* **Task goal**:
Below are some records; reproduce every one of them exactly.

───── Given records ─────

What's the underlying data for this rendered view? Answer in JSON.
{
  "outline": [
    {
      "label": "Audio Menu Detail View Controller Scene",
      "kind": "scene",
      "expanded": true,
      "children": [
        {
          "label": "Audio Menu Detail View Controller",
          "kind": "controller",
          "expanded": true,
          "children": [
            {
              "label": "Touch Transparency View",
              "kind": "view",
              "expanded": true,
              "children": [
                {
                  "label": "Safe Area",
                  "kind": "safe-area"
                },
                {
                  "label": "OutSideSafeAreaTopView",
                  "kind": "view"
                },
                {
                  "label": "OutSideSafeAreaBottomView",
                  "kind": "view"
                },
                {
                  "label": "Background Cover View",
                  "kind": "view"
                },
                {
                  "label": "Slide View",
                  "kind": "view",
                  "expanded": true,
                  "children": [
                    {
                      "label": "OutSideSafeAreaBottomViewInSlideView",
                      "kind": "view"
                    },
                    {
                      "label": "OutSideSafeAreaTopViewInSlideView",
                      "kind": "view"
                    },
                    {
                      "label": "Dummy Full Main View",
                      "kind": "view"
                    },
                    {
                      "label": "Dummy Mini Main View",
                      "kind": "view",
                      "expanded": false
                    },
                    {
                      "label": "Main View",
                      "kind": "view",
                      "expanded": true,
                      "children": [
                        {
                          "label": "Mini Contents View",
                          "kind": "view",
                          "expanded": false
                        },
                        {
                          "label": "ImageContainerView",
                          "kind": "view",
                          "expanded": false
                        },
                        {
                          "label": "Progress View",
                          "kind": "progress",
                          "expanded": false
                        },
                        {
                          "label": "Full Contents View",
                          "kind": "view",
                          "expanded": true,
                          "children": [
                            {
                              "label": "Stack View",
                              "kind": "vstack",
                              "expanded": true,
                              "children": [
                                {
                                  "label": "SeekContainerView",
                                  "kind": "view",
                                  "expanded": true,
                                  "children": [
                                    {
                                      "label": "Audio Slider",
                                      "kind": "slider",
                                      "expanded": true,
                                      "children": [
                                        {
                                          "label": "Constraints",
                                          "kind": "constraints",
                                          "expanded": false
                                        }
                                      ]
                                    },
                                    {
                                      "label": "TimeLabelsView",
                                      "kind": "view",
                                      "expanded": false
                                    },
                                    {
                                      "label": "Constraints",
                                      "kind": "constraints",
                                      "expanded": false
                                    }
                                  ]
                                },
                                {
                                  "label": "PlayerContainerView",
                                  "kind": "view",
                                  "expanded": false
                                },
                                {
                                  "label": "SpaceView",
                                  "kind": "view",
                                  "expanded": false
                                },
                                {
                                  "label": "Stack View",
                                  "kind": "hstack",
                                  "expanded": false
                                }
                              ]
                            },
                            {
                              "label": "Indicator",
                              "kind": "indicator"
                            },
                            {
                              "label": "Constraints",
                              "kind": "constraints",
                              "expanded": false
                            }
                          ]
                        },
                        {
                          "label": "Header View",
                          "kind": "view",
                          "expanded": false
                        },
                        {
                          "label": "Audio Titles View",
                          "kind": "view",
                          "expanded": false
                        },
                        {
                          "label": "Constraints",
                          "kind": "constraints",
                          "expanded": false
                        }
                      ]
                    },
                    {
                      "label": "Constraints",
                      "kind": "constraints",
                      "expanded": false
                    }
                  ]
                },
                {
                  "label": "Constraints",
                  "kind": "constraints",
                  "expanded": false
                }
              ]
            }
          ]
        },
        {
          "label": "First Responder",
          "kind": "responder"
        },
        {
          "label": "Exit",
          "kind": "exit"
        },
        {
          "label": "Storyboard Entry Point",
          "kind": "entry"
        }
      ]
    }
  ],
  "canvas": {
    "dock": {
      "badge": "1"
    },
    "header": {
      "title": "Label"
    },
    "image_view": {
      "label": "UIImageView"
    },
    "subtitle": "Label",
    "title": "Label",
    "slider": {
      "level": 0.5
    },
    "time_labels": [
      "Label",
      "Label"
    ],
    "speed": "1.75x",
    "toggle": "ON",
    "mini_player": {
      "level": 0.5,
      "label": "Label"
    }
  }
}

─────

* **Your solution**:
What's the underlying data for this rendered view? Answer in JSON.
{
  "outline": [
    {
      "label": "Audio Menu Detail View Controller Scene",
      "kind": "scene",
      "expanded": true,
      "children": [
        {
          "label": "Audio Menu Detail View Controller",
          "kind": "controller",
          "expanded": true,
          "children": [
            {
              "label": "Touch Transparency View",
              "kind": "view",
              "expanded": true,
              "children": [
                {
                  "label": "Safe Area",
                  "kind": "safe-area"
                },
                {
                  "label": "OutSideSafeAreaTopView",
                  "kind": "view"
                },
                {
                  "label": "OutSideSafeAreaBottomView",
                  "kind": "view"
                },
                {
                  "label": "Background Cover View",
                  "kind": "view"
                },
                {
                  "label": "Slide View",
                  "kind": "view",
                  "expanded": true,
                  "children": [
                    {
                      "label": "OutSideSafeAreaBottomViewInSlideView",
                      "kind": "view"
                    },
                    {
                      "label": "OutSideSafeAreaTopViewInSlideView",
                      "kind": "view"
                    },
                    {
                      "label": "Dummy Full Main View",
                      "kind": "view"
                    },
                    {
                      "label": "Dummy Mini Main View",
                      "kind": "view",
                      "expanded": false
                    },
                    {
                      "label": "Main View",
                      "kind": "view",
                      "expanded": true,
                      "children": [
                        {
                          "label": "Mini Contents View",
                          "kind": "view",
                          "expanded": false
                        },
                        {
                          "label": "ImageContainerView",
                          "kind": "view",
                          "expanded": false
                        },
                        {
                          "label": "Progress View",
                          "kind": "progress",
                          "expanded": false
                        },
                        {
                          "label": "Full Contents View",
                          "kind": "view",
                          "expanded": true,
                          "children": [
                            {
                              "label": "Stack View",
                              "kind": "vstack",
                              "expanded": true,
                              "children": [
                                {
                                  "label": "SeekContainerView",
                                  "kind": "view",
                                  "expanded": true,
                                  "children": [
                                    {
                                      "label": "Audio Slider",
                                      "kind": "slider",
                                      "expanded": true,
                                      "children": [
                                        {
                                          "label": "Constraints",
                                          "kind": "constraints",
                                          "expanded": false
                                        }
                                      ]
                                    },
                                    {
                                      "label": "TimeLabelsView",
                                      "kind": "view",
                                      "expanded": false
                                    },
                                    {
                                      "label": "Constraints",
                                      "kind": "constraints",
                                      "expanded": false
                                    }
                                  ]
                                },
                                {
                                  "label": "PlayerContainerView",
                                  "kind": "view",
                                  "expanded": false
                                },
                                {
                                  "label": "SpaceView",
                                  "kind": "view",
                                  "expanded": false
                                },
                                {
                                  "label": "Stack View",
                                  "kind": "hstack",
                                  "expanded": false
                                }
                              ]
                            },
                            {
                              "label": "Indicator",
                              "kind": "indicator"
                            },
                            {
                              "label": "Constraints",
                              "kind": "constraints",
                              "expanded": false
                            }
                          ]
                        },
                        {
                          "label": "Header View",
                          "kind": "view",
                          "expanded": false
                        },
                        {
                          "label": "Audio Titles View",
                          "kind": "view",
                          "expanded": false
                        },
                        {
                          "label": "Constraints",
                          "kind": "constraints",
                          "expanded": false
                        }
                      ]
                    },
                    {
                      "label": "Constraints",
                      "kind": "constraints",
                      "expanded": false
                    }
                  ]
                },
                {
                  "label": "Constraints",
                  "kind": "constraints",
                  "expanded": false
                }
              ]
            }
          ]
        },
        {
          "label": "First Responder",
          "kind": "responder"
        },
        {
          "label": "Exit",
          "kind": "exit"
        },
        {
          "label": "Storyboard Entry Point",
          "kind": "entry"
        }
      ]
    }
  ],
  "canvas": {
    "dock": {
      "badge": "1"
    },
    "header": {
      "title": "Label"
    },
    "image_view": {
      "label": "UIImageView"
    },
    "subtitle": "Label",
    "title": "Label",
    "slider": {
      "level": 0.5
    },
    "time_labels": [
      "Label",
      "Label"
    ],
    "speed": "1.75x",
    "toggle": "ON",
    "mini_player": {
      "level": 0.5,
      "label": "Label"
    }
  }
}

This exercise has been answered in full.